### The task:
Exclude all pictures, then restate the entries below word for word.

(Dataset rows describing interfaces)
=== Section Start ===
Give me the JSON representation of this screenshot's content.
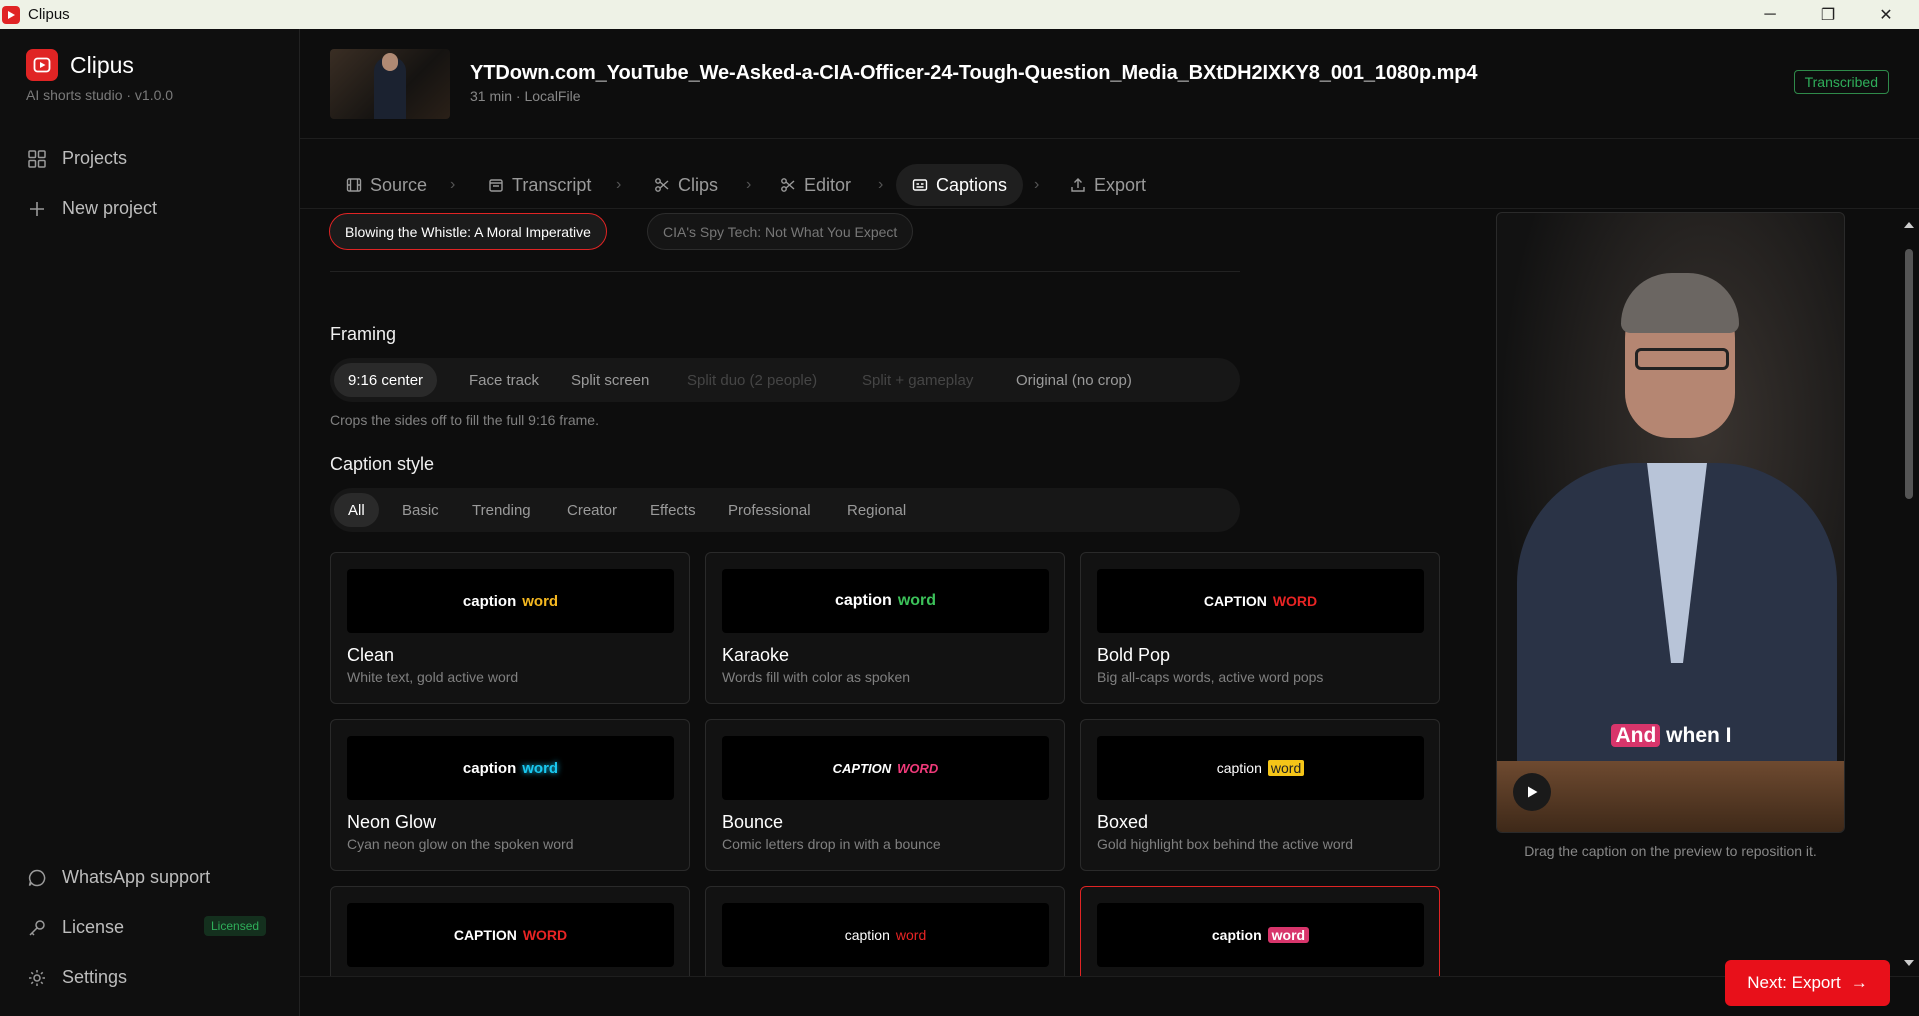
{
  "window": {
    "title": "Clipus",
    "minimize": "─",
    "maximize": "❐",
    "close": "✕"
  },
  "sidebar": {
    "brand": "Clipus",
    "subtitle": "AI shorts studio · v1.0.0",
    "nav": [
      {
        "label": "Projects"
      },
      {
        "label": "New project"
      }
    ],
    "bottom": [
      {
        "label": "WhatsApp support"
      },
      {
        "label": "License",
        "badge": "Licensed"
      },
      {
        "label": "Settings"
      }
    ]
  },
  "header": {
    "filename": "YTDown.com_YouTube_We-Asked-a-CIA-Officer-24-Tough-Question_Media_BXtDH2IXKY8_001_1080p.mp4",
    "meta": "31 min · LocalFile",
    "status": "Transcribed"
  },
  "tabs": [
    {
      "label": "Source",
      "icon": "film-icon"
    },
    {
      "label": "Transcript",
      "icon": "document-icon"
    },
    {
      "label": "Clips",
      "icon": "scissors-icon"
    },
    {
      "label": "Editor",
      "icon": "scissors-icon"
    },
    {
      "label": "Captions",
      "icon": "captions-icon",
      "active": true
    },
    {
      "label": "Export",
      "icon": "upload-icon"
    }
  ],
  "clips": [
    {
      "label": "Blowing the Whistle: A Moral Imperative",
      "selected": true
    },
    {
      "label": "CIA's Spy Tech: Not What You Expect",
      "selected": false
    }
  ],
  "framing": {
    "title": "Framing",
    "options": [
      "9:16 center",
      "Face track",
      "Split screen",
      "Split duo (2 people)",
      "Split + gameplay",
      "Original (no crop)"
    ],
    "selected": "9:16 center",
    "hint": "Crops the sides off to fill the full 9:16 frame."
  },
  "caption_style": {
    "title": "Caption style",
    "filters": [
      "All",
      "Basic",
      "Trending",
      "Creator",
      "Effects",
      "Professional",
      "Regional"
    ],
    "selected_filter": "All",
    "styles": [
      {
        "name": "Clean",
        "desc": "White text, gold active word",
        "preview_a": "caption",
        "preview_b": "word",
        "accent": "#f5b820"
      },
      {
        "name": "Karaoke",
        "desc": "Words fill with color as spoken",
        "preview_a": "caption",
        "preview_b": "word",
        "accent": "#3cc25a"
      },
      {
        "name": "Bold Pop",
        "desc": "Big all-caps words, active word pops",
        "preview_a": "CAPTION",
        "preview_b": "WORD",
        "accent": "#e82424"
      },
      {
        "name": "Neon Glow",
        "desc": "Cyan neon glow on the spoken word",
        "preview_a": "caption",
        "preview_b": "word",
        "accent": "#19c8f0"
      },
      {
        "name": "Bounce",
        "desc": "Comic letters drop in with a bounce",
        "preview_a": "CAPTION",
        "preview_b": "WORD",
        "accent": "#f03a7a"
      },
      {
        "name": "Boxed",
        "desc": "Gold highlight box behind the active word",
        "preview_a": "caption",
        "preview_b": "word",
        "accent": "#f5c518"
      },
      {
        "name": "",
        "desc": "",
        "preview_a": "CAPTION",
        "preview_b": "WORD",
        "accent": "#e82424"
      },
      {
        "name": "",
        "desc": "",
        "preview_a": "caption",
        "preview_b": "word",
        "accent": "#e82424"
      },
      {
        "name": "",
        "desc": "",
        "preview_a": "caption",
        "preview_b": "word",
        "accent": "#d8356b",
        "selected": true
      }
    ]
  },
  "preview": {
    "caption_a": "And",
    "caption_b": "when I",
    "note": "Drag the caption on the preview to reposition it."
  },
  "footer": {
    "next_label": "Next: Export",
    "next_arrow": "→"
  }
}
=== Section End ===
### Task answer:
Give me the JSON representation of this screenshot's content.
{
  "window": {
    "title": "Clipus",
    "minimize": "─",
    "maximize": "❐",
    "close": "✕"
  },
  "sidebar": {
    "brand": "Clipus",
    "subtitle": "AI shorts studio · v1.0.0",
    "nav": [
      {
        "label": "Projects"
      },
      {
        "label": "New project"
      }
    ],
    "bottom": [
      {
        "label": "WhatsApp support"
      },
      {
        "label": "License",
        "badge": "Licensed"
      },
      {
        "label": "Settings"
      }
    ]
  },
  "header": {
    "filename": "YTDown.com_YouTube_We-Asked-a-CIA-Officer-24-Tough-Question_Media_BXtDH2IXKY8_001_1080p.mp4",
    "meta": "31 min · LocalFile",
    "status": "Transcribed"
  },
  "tabs": [
    {
      "label": "Source",
      "icon": "film-icon"
    },
    {
      "label": "Transcript",
      "icon": "document-icon"
    },
    {
      "label": "Clips",
      "icon": "scissors-icon"
    },
    {
      "label": "Editor",
      "icon": "scissors-icon"
    },
    {
      "label": "Captions",
      "icon": "captions-icon",
      "active": true
    },
    {
      "label": "Export",
      "icon": "upload-icon"
    }
  ],
  "clips": [
    {
      "label": "Blowing the Whistle: A Moral Imperative",
      "selected": true
    },
    {
      "label": "CIA's Spy Tech: Not What You Expect",
      "selected": false
    }
  ],
  "framing": {
    "title": "Framing",
    "options": [
      "9:16 center",
      "Face track",
      "Split screen",
      "Split duo (2 people)",
      "Split + gameplay",
      "Original (no crop)"
    ],
    "selected": "9:16 center",
    "hint": "Crops the sides off to fill the full 9:16 frame."
  },
  "caption_style": {
    "title": "Caption style",
    "filters": [
      "All",
      "Basic",
      "Trending",
      "Creator",
      "Effects",
      "Professional",
      "Regional"
    ],
    "selected_filter": "All",
    "styles": [
      {
        "name": "Clean",
        "desc": "White text, gold active word",
        "preview_a": "caption",
        "preview_b": "word",
        "accent": "#f5b820"
      },
      {
        "name": "Karaoke",
        "desc": "Words fill with color as spoken",
        "preview_a": "caption",
        "preview_b": "word",
        "accent": "#3cc25a"
      },
      {
        "name": "Bold Pop",
        "desc": "Big all-caps words, active word pops",
        "preview_a": "CAPTION",
        "preview_b": "WORD",
        "accent": "#e82424"
      },
      {
        "name": "Neon Glow",
        "desc": "Cyan neon glow on the spoken word",
        "preview_a": "caption",
        "preview_b": "word",
        "accent": "#19c8f0"
      },
      {
        "name": "Bounce",
        "desc": "Comic letters drop in with a bounce",
        "preview_a": "CAPTION",
        "preview_b": "WORD",
        "accent": "#f03a7a"
      },
      {
        "name": "Boxed",
        "desc": "Gold highlight box behind the active word",
        "preview_a": "caption",
        "preview_b": "word",
        "accent": "#f5c518"
      },
      {
        "name": "",
        "desc": "",
        "preview_a": "CAPTION",
        "preview_b": "WORD",
        "accent": "#e82424"
      },
      {
        "name": "",
        "desc": "",
        "preview_a": "caption",
        "preview_b": "word",
        "accent": "#e82424"
      },
      {
        "name": "",
        "desc": "",
        "preview_a": "caption",
        "preview_b": "word",
        "accent": "#d8356b",
        "selected": true
      }
    ]
  },
  "preview": {
    "caption_a": "And",
    "caption_b": "when I",
    "note": "Drag the caption on the preview to reposition it."
  },
  "footer": {
    "next_label": "Next: Export",
    "next_arrow": "→"
  }
}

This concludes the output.